**Task prompt:**
What is needed is an exact copy of the records below, with the pictures left out.

__________________________________________________

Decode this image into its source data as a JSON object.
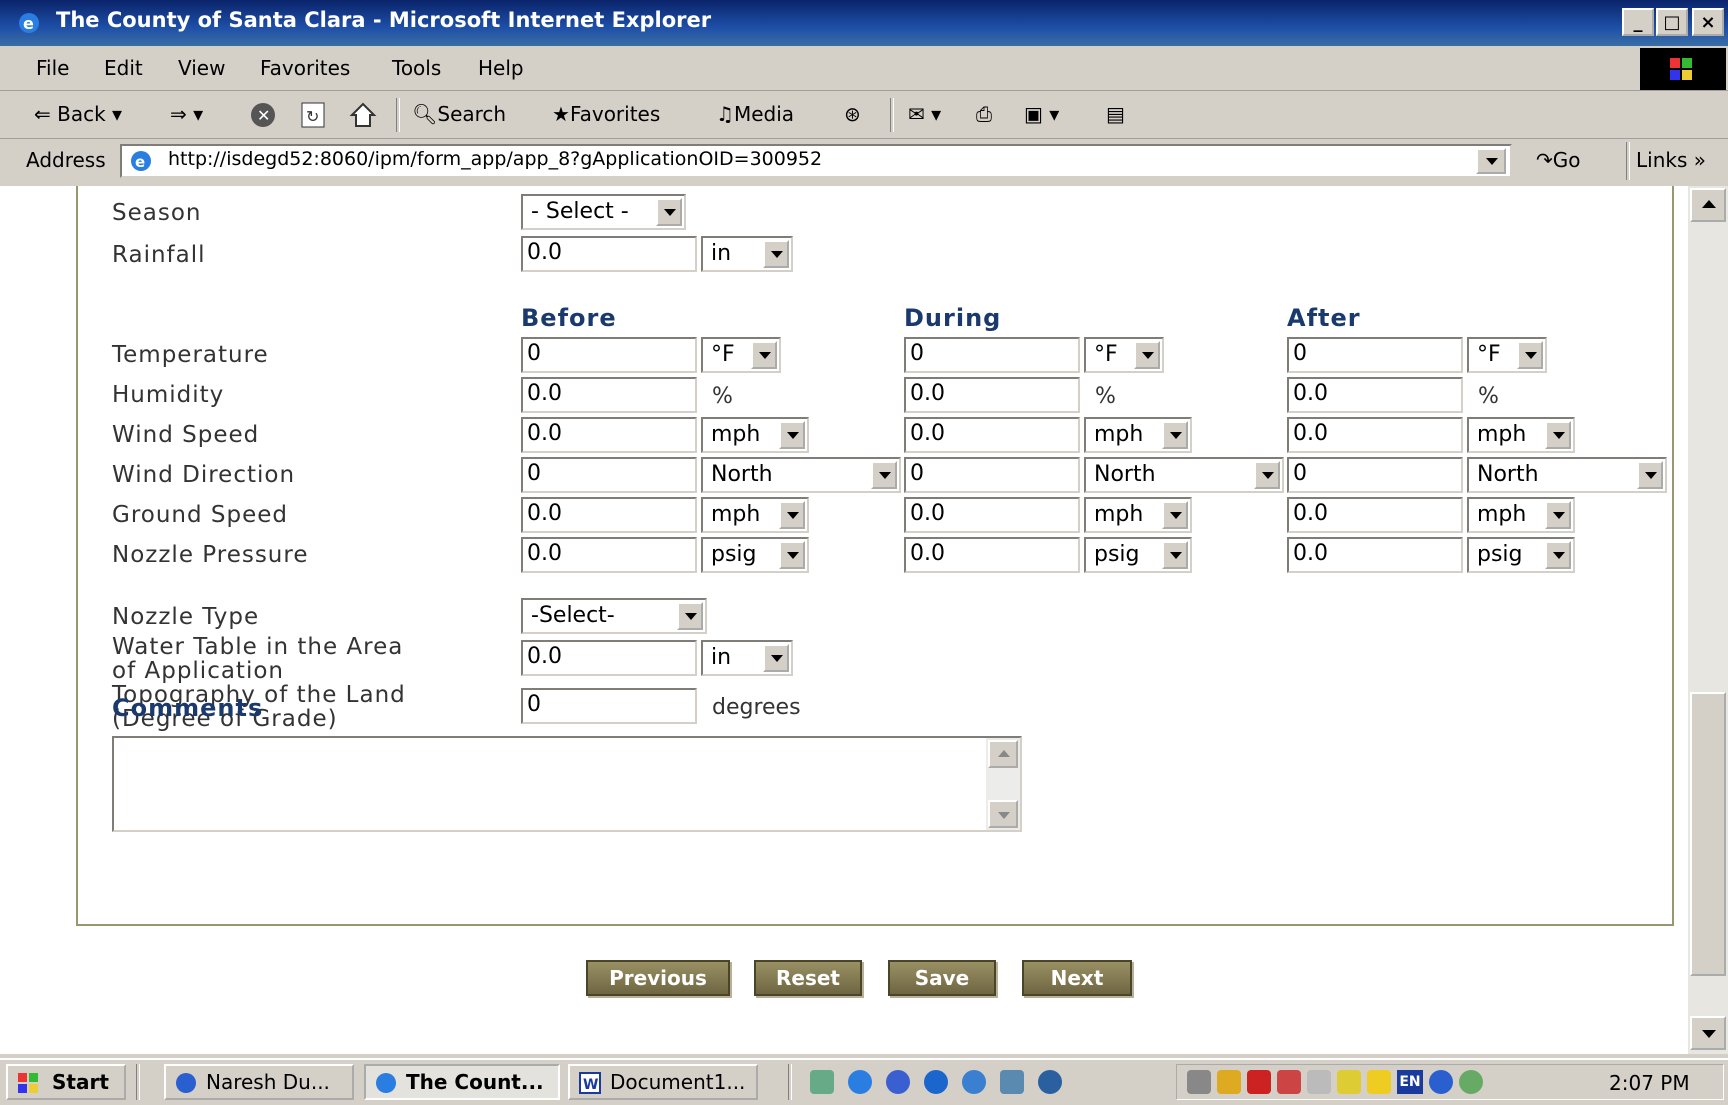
{
  "window": {
    "title": "The County of Santa Clara - Microsoft Internet Explorer"
  },
  "menu": [
    "File",
    "Edit",
    "View",
    "Favorites",
    "Tools",
    "Help"
  ],
  "toolbar": {
    "back": "Back",
    "search": "Search",
    "favorites": "Favorites",
    "media": "Media"
  },
  "address": {
    "label": "Address",
    "url": "http://isdegd52:8060/ipm/form_app/app_8?gApplicationOID=300952",
    "go": "Go",
    "links": "Links"
  },
  "form": {
    "season": {
      "label": "Season",
      "value": "- Select -"
    },
    "rainfall": {
      "label": "Rainfall",
      "value": "0.0",
      "unit": "in"
    },
    "columns": [
      "Before",
      "During",
      "After"
    ],
    "temperature": {
      "label": "Temperature",
      "values": [
        "0",
        "0",
        "0"
      ],
      "unit": "°F"
    },
    "humidity": {
      "label": "Humidity",
      "values": [
        "0.0",
        "0.0",
        "0.0"
      ],
      "unit": "%"
    },
    "wind_speed": {
      "label": "Wind Speed",
      "values": [
        "0.0",
        "0.0",
        "0.0"
      ],
      "unit": "mph"
    },
    "wind_direction": {
      "label": "Wind Direction",
      "values": [
        "0",
        "0",
        "0"
      ],
      "unit": "North"
    },
    "ground_speed": {
      "label": "Ground Speed",
      "values": [
        "0.0",
        "0.0",
        "0.0"
      ],
      "unit": "mph"
    },
    "nozzle_pressure": {
      "label": "Nozzle Pressure",
      "values": [
        "0.0",
        "0.0",
        "0.0"
      ],
      "unit": "psig"
    },
    "nozzle_type": {
      "label": "Nozzle Type",
      "value": "-Select-"
    },
    "water_table": {
      "label_line1": "Water Table in the Area",
      "label_line2": "of Application",
      "value": "0.0",
      "unit": "in"
    },
    "topography": {
      "label_line1": "Topography of the Land",
      "label_line2": "(Degree of Grade)",
      "value": "0",
      "unit": "degrees"
    },
    "comments": {
      "label": "Comments",
      "value": ""
    }
  },
  "buttons": {
    "previous": "Previous",
    "reset": "Reset",
    "save": "Save",
    "next": "Next"
  },
  "taskbar": {
    "start": "Start",
    "tasks": [
      "Naresh Du...",
      "The Count...",
      "Document1..."
    ],
    "clock": "2:07 PM",
    "lang": "EN"
  }
}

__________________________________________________

**Answer space:**
Decode this image into its source data as a JSON object.
{
  "window": {
    "title": "The County of Santa Clara - Microsoft Internet Explorer"
  },
  "menu": [
    "File",
    "Edit",
    "View",
    "Favorites",
    "Tools",
    "Help"
  ],
  "toolbar": {
    "back": "Back",
    "search": "Search",
    "favorites": "Favorites",
    "media": "Media"
  },
  "address": {
    "label": "Address",
    "url": "http://isdegd52:8060/ipm/form_app/app_8?gApplicationOID=300952",
    "go": "Go",
    "links": "Links"
  },
  "form": {
    "season": {
      "label": "Season",
      "value": "- Select -"
    },
    "rainfall": {
      "label": "Rainfall",
      "value": "0.0",
      "unit": "in"
    },
    "columns": [
      "Before",
      "During",
      "After"
    ],
    "temperature": {
      "label": "Temperature",
      "values": [
        "0",
        "0",
        "0"
      ],
      "unit": "°F"
    },
    "humidity": {
      "label": "Humidity",
      "values": [
        "0.0",
        "0.0",
        "0.0"
      ],
      "unit": "%"
    },
    "wind_speed": {
      "label": "Wind Speed",
      "values": [
        "0.0",
        "0.0",
        "0.0"
      ],
      "unit": "mph"
    },
    "wind_direction": {
      "label": "Wind Direction",
      "values": [
        "0",
        "0",
        "0"
      ],
      "unit": "North"
    },
    "ground_speed": {
      "label": "Ground Speed",
      "values": [
        "0.0",
        "0.0",
        "0.0"
      ],
      "unit": "mph"
    },
    "nozzle_pressure": {
      "label": "Nozzle Pressure",
      "values": [
        "0.0",
        "0.0",
        "0.0"
      ],
      "unit": "psig"
    },
    "nozzle_type": {
      "label": "Nozzle Type",
      "value": "-Select-"
    },
    "water_table": {
      "label_line1": "Water Table in the Area",
      "label_line2": "of Application",
      "value": "0.0",
      "unit": "in"
    },
    "topography": {
      "label_line1": "Topography of the Land",
      "label_line2": "(Degree of Grade)",
      "value": "0",
      "unit": "degrees"
    },
    "comments": {
      "label": "Comments",
      "value": ""
    }
  },
  "buttons": {
    "previous": "Previous",
    "reset": "Reset",
    "save": "Save",
    "next": "Next"
  },
  "taskbar": {
    "start": "Start",
    "tasks": [
      "Naresh Du...",
      "The Count...",
      "Document1..."
    ],
    "clock": "2:07 PM",
    "lang": "EN"
  }
}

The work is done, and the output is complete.